*** Opening EXCERPTED DATA ***
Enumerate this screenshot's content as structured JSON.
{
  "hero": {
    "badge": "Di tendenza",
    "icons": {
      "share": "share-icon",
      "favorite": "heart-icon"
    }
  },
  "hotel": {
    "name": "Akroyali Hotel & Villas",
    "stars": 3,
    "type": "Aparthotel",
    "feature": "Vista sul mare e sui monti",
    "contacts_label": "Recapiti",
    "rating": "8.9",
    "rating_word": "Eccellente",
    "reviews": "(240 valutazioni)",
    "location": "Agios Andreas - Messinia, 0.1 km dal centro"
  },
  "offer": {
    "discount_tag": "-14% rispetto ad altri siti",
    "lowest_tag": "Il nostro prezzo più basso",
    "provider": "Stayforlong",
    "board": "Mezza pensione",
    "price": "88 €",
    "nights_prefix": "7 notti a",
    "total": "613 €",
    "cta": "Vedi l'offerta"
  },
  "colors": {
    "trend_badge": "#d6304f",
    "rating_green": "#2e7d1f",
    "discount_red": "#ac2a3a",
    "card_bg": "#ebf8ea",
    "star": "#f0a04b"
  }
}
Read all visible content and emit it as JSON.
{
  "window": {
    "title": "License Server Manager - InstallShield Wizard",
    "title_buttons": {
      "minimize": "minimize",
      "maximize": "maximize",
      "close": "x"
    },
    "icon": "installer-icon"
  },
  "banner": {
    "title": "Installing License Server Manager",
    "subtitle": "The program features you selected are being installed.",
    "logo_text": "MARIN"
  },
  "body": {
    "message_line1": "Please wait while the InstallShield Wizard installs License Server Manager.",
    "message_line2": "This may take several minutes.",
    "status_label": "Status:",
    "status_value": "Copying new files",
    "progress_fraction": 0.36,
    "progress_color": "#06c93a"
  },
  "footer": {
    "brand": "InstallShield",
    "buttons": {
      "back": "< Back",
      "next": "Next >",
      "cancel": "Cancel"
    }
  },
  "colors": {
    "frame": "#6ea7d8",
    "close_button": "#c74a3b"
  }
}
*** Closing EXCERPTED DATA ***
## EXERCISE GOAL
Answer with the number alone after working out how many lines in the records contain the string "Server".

## RESPONSE AREA
3